According to the legislation, the process will take five years to complete and focus on creating a more efficient and secure use of technology and information management.

It will also ensure that the state complies with regulatory requirements for accessibility, information storage, data sharing and security, and that it identifies specific positions and functions to be transferred in each department and makes recommendations to attract IT professionals to the state.

Group members will include the state chief information officer, the head of each principal executive branch department and any other person that the chief administrative officer asks to be a part of the working group.

As for the bill’s origins, Sen. Sharon Moriwaki, D-012, shared how her experience of working in state government influenced her decision to sponsor the legislation.

“I’m the chair of what’s called the Senate Government Operations Committee,” Moriwaki said. “When I came on board, I started looking at ways to make government more efficient and have it use less space.”

During this process, Moriwaki said that she found a lot of space was taken up by boxes of documents, papers and personal protective equipment instead of employees. Another concern she pointed to was outdated technology.

“For example, our state’s unemployment insurance system, if you can call it a legacy system, was so outdated,” Moriwaki explained. “We asked the departments how are you going to respond to the crisis in unemployment insurance because we knew people were going to be out of work.”

State lawmakers have also asked for funding to improve this system, but it’s still a work in progress.

“We have been asking for money to upgrade our system for the last I don’t know how many years, and we haven’t had someone say, ‘OK, we’ll give you money for that,’” Moriwaki added.

Because of such issues, the bill looks to open the door for conversations about centralizing IT services to create a more efficient government.

“Everybody thinks they can do it better than a centralized system because you lose control,” Moriwaki said. “But at least let’s start the conversation; that’s what this bill does.”

As for the state’s current efforts to consolidate services, state CIO Douglas Murdock said the process had been in the works for quite some time before the bill was even proposed.

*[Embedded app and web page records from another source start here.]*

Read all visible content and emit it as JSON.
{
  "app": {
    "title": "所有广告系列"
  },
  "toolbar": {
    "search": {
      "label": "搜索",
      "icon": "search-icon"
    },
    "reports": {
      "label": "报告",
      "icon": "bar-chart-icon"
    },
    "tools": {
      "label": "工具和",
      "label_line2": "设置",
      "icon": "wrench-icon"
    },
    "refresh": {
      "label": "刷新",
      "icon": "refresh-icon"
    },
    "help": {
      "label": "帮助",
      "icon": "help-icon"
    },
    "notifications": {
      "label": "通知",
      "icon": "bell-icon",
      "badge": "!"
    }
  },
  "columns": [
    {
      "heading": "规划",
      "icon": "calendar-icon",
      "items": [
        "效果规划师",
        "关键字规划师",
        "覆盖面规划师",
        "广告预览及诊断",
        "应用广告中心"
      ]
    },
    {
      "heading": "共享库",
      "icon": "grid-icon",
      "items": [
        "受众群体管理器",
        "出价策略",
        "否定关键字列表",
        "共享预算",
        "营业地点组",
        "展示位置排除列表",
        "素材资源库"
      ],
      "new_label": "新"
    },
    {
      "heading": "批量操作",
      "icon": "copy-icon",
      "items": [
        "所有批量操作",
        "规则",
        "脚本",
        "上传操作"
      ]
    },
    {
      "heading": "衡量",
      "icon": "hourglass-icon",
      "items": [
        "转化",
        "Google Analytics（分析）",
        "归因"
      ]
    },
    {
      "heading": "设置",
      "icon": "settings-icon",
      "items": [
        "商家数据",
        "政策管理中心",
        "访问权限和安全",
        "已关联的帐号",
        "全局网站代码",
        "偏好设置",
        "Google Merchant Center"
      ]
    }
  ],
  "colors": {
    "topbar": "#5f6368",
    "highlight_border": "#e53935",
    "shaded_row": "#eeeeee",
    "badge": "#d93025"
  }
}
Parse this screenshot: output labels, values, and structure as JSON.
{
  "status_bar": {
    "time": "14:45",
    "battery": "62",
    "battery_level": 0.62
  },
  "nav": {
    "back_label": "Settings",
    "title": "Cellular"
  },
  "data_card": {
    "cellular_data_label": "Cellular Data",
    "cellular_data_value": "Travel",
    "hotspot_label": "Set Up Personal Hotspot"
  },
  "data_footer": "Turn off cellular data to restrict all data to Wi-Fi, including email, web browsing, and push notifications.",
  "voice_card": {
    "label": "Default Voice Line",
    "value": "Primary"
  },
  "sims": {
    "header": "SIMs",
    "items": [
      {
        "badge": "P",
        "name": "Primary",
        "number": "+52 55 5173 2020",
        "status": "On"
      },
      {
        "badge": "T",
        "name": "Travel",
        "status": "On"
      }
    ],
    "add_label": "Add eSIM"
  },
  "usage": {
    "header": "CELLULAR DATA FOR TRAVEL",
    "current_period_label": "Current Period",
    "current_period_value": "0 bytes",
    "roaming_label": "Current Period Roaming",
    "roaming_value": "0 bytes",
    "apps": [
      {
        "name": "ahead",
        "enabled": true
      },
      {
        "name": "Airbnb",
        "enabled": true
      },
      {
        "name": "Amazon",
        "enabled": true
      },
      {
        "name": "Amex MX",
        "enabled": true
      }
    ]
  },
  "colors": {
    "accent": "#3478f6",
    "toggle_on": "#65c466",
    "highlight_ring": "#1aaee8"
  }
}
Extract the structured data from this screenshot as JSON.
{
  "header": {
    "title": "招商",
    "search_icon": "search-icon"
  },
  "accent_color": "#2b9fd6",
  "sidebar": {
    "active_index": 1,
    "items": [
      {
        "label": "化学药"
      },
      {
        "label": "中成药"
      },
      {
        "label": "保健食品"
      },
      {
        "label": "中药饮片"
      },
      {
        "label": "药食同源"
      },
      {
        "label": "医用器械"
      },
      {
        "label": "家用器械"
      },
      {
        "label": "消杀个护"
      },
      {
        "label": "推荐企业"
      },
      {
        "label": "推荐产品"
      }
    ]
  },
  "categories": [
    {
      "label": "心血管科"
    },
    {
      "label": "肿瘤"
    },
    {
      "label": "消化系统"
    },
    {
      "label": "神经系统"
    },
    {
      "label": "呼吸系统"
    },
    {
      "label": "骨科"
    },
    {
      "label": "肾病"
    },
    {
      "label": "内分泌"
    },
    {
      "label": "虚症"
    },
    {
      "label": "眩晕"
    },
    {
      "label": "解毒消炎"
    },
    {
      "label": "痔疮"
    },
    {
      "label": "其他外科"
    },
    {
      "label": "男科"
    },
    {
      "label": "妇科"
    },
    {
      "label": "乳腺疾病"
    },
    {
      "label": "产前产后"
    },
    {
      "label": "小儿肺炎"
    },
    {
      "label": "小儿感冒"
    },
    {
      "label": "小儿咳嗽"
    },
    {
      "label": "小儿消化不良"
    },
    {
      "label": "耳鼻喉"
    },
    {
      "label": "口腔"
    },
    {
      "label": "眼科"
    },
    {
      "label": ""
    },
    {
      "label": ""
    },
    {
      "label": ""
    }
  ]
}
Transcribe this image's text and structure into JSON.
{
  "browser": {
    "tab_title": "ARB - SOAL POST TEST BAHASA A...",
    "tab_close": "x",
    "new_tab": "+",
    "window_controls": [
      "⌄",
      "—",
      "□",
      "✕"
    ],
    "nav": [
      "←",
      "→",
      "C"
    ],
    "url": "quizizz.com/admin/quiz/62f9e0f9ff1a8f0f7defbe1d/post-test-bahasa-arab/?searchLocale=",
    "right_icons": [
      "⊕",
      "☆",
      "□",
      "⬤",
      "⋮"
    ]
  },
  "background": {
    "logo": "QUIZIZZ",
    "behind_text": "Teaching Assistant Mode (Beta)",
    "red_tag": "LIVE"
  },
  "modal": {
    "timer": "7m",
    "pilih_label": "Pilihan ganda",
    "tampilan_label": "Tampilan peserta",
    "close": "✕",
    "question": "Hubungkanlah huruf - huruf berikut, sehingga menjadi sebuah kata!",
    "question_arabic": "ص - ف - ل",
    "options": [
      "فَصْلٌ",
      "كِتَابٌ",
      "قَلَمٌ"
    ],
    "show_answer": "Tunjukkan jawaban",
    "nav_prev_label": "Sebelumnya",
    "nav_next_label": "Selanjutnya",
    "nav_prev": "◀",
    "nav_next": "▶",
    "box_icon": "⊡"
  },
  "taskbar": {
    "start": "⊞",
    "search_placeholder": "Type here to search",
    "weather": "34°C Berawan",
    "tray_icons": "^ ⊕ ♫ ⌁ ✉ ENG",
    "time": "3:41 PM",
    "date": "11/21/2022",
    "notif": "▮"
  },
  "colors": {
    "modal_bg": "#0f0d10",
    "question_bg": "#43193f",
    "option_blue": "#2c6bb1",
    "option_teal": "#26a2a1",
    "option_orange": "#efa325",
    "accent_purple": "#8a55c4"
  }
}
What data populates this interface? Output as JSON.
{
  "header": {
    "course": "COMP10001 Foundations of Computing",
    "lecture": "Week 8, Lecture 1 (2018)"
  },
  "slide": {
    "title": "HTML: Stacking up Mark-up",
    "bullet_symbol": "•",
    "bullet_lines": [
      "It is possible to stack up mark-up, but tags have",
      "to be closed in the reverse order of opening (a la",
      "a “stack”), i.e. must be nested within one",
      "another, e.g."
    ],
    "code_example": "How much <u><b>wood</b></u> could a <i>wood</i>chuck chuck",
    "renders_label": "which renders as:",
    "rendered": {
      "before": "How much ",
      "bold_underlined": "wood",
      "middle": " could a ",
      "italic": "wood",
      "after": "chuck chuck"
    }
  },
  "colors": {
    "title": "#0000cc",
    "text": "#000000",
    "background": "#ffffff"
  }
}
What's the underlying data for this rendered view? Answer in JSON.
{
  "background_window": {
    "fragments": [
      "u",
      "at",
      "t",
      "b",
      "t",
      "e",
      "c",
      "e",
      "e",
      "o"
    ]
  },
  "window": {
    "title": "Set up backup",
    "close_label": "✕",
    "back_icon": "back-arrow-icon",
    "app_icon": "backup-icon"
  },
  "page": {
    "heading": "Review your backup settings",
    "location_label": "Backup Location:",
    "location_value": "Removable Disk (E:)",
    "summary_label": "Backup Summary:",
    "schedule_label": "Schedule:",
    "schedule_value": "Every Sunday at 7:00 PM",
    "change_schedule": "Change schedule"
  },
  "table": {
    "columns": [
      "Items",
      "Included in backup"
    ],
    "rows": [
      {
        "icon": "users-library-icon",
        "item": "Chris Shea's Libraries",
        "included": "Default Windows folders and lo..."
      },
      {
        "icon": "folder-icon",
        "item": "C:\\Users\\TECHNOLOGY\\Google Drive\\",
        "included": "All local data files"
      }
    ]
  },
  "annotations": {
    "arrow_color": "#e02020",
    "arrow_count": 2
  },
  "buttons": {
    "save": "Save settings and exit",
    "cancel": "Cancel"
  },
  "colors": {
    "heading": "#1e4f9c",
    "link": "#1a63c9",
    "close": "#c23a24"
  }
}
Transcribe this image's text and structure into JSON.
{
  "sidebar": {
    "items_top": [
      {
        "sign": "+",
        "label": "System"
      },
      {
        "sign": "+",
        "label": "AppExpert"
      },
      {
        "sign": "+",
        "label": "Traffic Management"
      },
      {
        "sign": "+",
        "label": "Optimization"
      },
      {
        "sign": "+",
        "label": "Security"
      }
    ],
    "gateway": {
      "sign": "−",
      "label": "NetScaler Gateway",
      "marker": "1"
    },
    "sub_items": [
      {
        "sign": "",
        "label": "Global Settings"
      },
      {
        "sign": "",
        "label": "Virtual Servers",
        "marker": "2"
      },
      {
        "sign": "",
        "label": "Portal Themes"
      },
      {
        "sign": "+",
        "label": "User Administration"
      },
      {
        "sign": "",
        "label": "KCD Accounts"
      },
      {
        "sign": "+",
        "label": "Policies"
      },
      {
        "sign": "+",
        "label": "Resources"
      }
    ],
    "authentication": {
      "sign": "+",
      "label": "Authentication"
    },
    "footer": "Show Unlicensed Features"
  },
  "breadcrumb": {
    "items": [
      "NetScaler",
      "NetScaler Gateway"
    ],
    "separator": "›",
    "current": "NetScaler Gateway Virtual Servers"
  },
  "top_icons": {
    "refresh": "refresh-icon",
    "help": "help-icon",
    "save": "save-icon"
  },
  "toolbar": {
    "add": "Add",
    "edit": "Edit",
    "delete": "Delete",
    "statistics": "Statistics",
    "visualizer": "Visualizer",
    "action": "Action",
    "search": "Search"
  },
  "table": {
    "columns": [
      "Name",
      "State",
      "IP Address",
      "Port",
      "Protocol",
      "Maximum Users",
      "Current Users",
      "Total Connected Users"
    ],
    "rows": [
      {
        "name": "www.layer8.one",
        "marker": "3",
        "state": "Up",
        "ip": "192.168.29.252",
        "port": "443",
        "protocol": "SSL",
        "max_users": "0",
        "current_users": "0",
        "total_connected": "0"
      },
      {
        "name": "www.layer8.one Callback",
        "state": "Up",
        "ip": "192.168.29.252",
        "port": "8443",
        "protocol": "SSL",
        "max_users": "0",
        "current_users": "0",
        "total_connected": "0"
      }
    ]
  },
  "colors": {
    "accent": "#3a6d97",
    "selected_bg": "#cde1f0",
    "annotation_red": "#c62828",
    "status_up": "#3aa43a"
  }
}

“Enterprise Technology Services has been consolidating services for a long time,” Murdock said. “So a large part of our role is to bring everything together for the state. But we don’t consolidate everything. A lot of things are what we call federated. They’re done by the departments with, in some cases, our oversight.”

Murdock further expanded on departments’ role in the process, saying, “some departments might want help with program management on their big programs. Other departments might want to run their own programs for a while so they will have time to work through that transition.”

At the end of the day, he said, staff just need to work together.

In regards to the benefits of consolidating services, Murdock said consolidation could increase the capability maturity across the state and reduce the risk of cyber attacks.

In terms of challenges, departments may have to deal with cultural changes, and state lawmakers will have to work around Gov. David Ige stepping down later this year. Because Ige will leave his role on Dec. 5, the current administration will make the plan for the bill, and new leadership will carry it out next year.
Katya Diaz is a staff writer for Government Technology. She has a bachelor’s degree in journalism and a master’s degree in global strategic communications from Florida International University.